* The Southern Illinoisan ran an editorial with the headline “More school cuts? Look somewhere else!”…
The school funding formula is a good place to start the work – and stop the bleeding from $800 million in education cuts since 2009. What’s needed is public support for a bipartisan reform plan touted by former Gov. Jim Edgar and members of a senate education committee. It would put most state education funding into one account, then require districts, including over-funded Chicago, to demonstrate their needs before receiving any funds. As we’ve previously said, Chicago currently receives a percentage of all state education dollars to spend at its own discretion – a system that yields the city hundreds of millions more than if it were held to the same standard as other school districts.
It’s time to take education off the chopping block.
We agree with Matt Vanover of the Illinois State Board of Education. “ … the future of Illinois really depends on how well we teach our students right now,” he said. “If we continue to cut our education, if we continue to cut back on K-12 learning, then we’re not going to have a workforce that’s going to be attractive to companies that want to come here.”
State budget cuts are coming. That seems certain. We don’t envy our lawmakers the task of putting the state’s finances in order, even though it’s one they deserve for many years of runaway spending. This time, lawmakers need to consider other alternatives to education cuts – including an overdue revision of the state school funding formula – before sharpening their budget knives.

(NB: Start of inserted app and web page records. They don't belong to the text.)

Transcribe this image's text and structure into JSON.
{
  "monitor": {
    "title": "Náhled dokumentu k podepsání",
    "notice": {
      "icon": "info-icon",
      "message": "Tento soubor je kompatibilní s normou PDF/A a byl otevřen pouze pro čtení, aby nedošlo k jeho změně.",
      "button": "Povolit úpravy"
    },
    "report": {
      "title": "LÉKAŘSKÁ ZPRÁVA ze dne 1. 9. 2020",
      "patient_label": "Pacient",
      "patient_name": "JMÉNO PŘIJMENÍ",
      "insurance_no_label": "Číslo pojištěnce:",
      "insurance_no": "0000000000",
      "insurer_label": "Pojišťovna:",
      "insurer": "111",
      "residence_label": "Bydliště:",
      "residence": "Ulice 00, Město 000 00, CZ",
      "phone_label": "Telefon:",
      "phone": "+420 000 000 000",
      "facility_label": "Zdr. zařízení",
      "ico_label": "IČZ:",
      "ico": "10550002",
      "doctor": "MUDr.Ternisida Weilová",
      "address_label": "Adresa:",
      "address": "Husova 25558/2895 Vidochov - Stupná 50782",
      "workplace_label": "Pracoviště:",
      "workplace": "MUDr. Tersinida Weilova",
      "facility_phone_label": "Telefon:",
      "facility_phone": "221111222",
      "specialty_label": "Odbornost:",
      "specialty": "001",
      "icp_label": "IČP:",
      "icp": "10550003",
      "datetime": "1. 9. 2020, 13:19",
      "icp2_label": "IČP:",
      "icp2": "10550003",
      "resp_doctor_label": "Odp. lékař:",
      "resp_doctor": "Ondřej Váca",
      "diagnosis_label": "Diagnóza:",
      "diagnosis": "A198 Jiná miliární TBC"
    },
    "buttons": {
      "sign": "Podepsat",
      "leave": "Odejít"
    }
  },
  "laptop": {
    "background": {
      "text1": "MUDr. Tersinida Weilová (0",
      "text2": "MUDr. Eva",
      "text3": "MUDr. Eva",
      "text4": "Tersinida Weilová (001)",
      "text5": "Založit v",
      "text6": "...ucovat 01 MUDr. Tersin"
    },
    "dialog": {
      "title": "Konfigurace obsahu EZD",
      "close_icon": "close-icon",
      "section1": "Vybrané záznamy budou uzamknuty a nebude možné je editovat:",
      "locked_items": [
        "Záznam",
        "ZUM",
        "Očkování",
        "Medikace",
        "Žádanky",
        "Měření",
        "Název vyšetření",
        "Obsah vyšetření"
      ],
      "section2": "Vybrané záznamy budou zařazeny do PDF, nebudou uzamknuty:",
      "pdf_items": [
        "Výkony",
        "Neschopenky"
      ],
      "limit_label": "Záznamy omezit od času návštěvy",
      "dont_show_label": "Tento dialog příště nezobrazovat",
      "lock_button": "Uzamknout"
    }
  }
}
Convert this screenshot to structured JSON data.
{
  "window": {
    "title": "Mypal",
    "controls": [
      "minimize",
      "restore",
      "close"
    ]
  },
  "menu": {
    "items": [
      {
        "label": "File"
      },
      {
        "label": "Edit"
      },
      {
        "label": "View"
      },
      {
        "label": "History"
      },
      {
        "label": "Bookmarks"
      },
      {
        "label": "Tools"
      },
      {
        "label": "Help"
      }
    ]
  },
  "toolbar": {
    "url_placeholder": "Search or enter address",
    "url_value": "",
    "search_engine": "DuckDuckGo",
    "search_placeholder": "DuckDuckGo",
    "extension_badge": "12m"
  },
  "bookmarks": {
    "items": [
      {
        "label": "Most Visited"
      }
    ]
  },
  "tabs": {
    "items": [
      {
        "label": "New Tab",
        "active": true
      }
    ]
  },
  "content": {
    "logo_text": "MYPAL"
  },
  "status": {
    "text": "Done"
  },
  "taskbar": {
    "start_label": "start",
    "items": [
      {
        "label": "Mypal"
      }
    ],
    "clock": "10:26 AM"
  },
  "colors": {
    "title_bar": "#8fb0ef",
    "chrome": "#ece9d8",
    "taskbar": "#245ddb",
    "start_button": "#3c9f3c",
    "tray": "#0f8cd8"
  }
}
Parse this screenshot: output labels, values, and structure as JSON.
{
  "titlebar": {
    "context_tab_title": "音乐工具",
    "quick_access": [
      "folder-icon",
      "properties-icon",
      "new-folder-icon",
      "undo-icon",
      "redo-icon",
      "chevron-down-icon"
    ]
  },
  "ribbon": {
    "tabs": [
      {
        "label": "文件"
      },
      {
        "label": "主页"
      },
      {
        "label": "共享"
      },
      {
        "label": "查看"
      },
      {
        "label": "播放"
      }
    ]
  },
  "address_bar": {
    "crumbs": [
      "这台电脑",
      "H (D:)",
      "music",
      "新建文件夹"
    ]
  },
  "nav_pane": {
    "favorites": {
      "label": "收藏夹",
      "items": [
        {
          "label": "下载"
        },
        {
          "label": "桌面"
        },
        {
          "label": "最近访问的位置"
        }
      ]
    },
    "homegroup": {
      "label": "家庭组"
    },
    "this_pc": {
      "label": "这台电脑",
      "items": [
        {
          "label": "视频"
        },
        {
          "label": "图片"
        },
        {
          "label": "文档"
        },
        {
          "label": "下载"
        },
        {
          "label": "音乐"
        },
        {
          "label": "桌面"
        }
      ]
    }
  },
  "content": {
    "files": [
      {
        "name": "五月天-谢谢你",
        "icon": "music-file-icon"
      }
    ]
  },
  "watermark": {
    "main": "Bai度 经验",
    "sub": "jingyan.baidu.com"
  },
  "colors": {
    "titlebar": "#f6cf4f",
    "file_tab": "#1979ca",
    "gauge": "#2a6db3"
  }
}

The people of Illinois can’t afford the eventual price of more educational cuts – a further-damaged state business climate, more unskilled and idled workers, and high-priced strategies to deal with increases in crimes and social problems.
So, don’t cut education funding because that would be really bad for the state, except for Chicago, which obviously gets way too much money, so cuts there won’t hurt anything or anyone no matter what. There will be no “increases in crimes and social problems” if Chicago school dollars are cut. No impact on the business climate. No additional unskilled and idled workers.
That’s the ticket.
* Meanwhile, in the real world, Mark Brown writes about Fenger High School principal Elizabeth Dozier, who has emerged as the only real hero so far in CNN’s “Chicagoland” series…
To those of us who have trekked down to Roseland in recent years to witness the successes Dozier and her team have achieved at Fenger, the national attention is well deserved. That’s why I returned to Fenger this week to interview her.
She seemed wearier than her bubbly norm, most likely because she was fighting a cold that reduced her voice to a hoarse whisper.
But this also is a difficult period at Fenger, perhaps the toughest since Dozier’s first year in 2009 when, just weeks into the start of classes, student Derrion Albert was beaten to death on his way home from school.
That also was the first year Fenger received a $1.6 million annual federal grant that provided enough resources not only to help restore order but to give students a fighting chance at success.
Now, it’s Fenger’s first year without the federal money, and coupled with other CPS cuts, there’s a strain Dozier doesn’t try to hide.
“It stresses the building out. I think everyone is feeling it this year,” said Dozier, who has tried to minimize the impact on students by doubling up duties for faculty and staff.
But as everyone learns who tries to do more with less, there are limits. An average class size of 20 has jumped to 30, a huge difference for a student body that needs help with so much more than understanding the homework.
Yeah, so go ahead and cut Fenger’s state money even further. I’m sure it won’t do any harm whatsoever.